Yet another comic act in Northampton that we booked on the strength of the advertising. We hadn’t seen Stewart Francis before but our 16 year old Goddaughter, who is a Mock-the-weeker, said he would be a good bet. I sense we may have failed our Godparently duty if she’s talking about gambling like that.
Never mind – she was right. She had told us Stewart Francis is best known for his quick fire one-liners. Well he sure does have a lot of these; in fact there’s wordplay by the punful. It’s all very clever and very funny, and with a supremely slick delivery. He has a very nice way of leading you down the garden path with one way of comic thinking only to veer off suddenly in a completely different direction; and that keeps the whole routine feeling fresh, pacey and lively.
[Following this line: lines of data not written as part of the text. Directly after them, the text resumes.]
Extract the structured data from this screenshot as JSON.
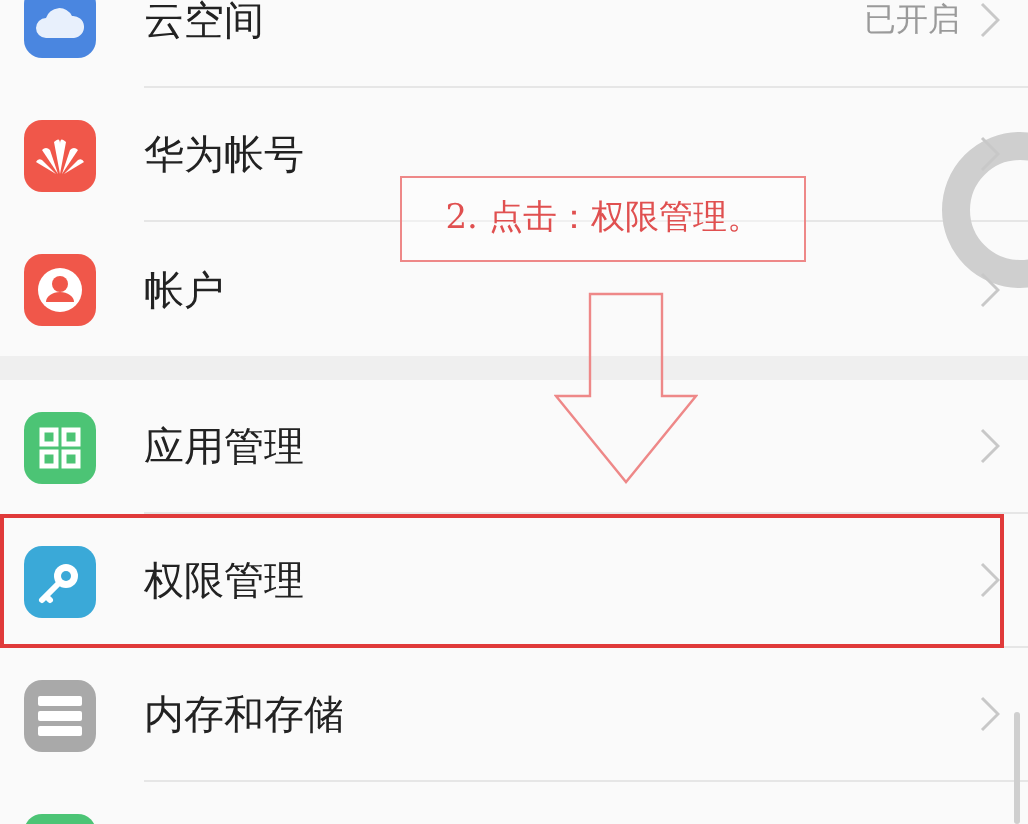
{
  "sections": [
    {
      "items": [
        {
          "kind": "cloud",
          "label": "云空间",
          "value": "已开启",
          "highlighted": false
        },
        {
          "kind": "huawei",
          "label": "华为帐号",
          "highlighted": false
        },
        {
          "kind": "user",
          "label": "帐户",
          "highlighted": false
        }
      ]
    },
    {
      "items": [
        {
          "kind": "apps",
          "label": "应用管理",
          "highlighted": false
        },
        {
          "kind": "key",
          "label": "权限管理",
          "highlighted": true
        },
        {
          "kind": "storage",
          "label": "内存和存储",
          "highlighted": false
        },
        {
          "kind": "green",
          "highlighted": false
        }
      ]
    }
  ],
  "annotation": {
    "text": "2. 点击：权限管理。"
  }
}
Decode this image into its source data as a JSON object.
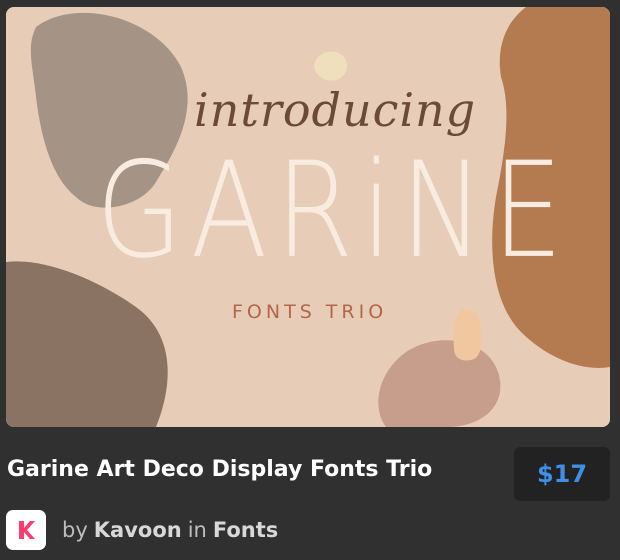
{
  "hero": {
    "script_word": "introducing",
    "display_word": "GARiNE",
    "subtitle": "FONTS TRIO"
  },
  "product": {
    "title": "Garine Art Deco Display Fonts Trio",
    "price": "$17"
  },
  "author": {
    "by_label": "by",
    "name": "Kavoon",
    "in_label": "in",
    "category": "Fonts",
    "avatar_letter": "K"
  },
  "colors": {
    "background": "#303030",
    "price": "#3f8ee8",
    "avatar_accent": "#ff3b6e"
  }
}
I also liked his subtle interaction with the sound engineer, which brought in an additional dimension to his stand-up. There were one or two comedic alleyways he took us down that turned into dead-ends but for the most part it was all great fun.
He gets a very strong rapport with the audience, which I would like to see him develop. But you sense that if he spent too much time interacting with the audience he wouldn’t quite know how to get back to his prepared material. If you’re sensing a slight reservation on my part, I would perhaps comment that I really appreciate comedy that gives some insights into the human condition – and Stewart Francis’ material doesn’t do that. He doesn’t intend to, mind you. His humour is very shallow. That’s not a criticism; depending on the context shallow is good. If you’re happy with being bombarded by linguistic cleverness (and why wouldn’t you be?) he’s your man. But you won’t get any “Ha! I recognise that!” or “That’s just like you” moments. At the end of his act (about an hour long) he gives us a very clever and funny subversion of a typical Q&A ending, which worked really well.
Before the interval we have Matt Rudge as a half-hour warm-up. We saw Mr Rudge at a Screaming Blue Murder last year and he was very good although he didn’t go down that well. Playing a larger crowd he really got into his element and gave us some excellent observational comedy. If I’m honest his is the kind of material I prefer. I particularly liked his angst at having to come out to his parents as middle-class. Good stuff!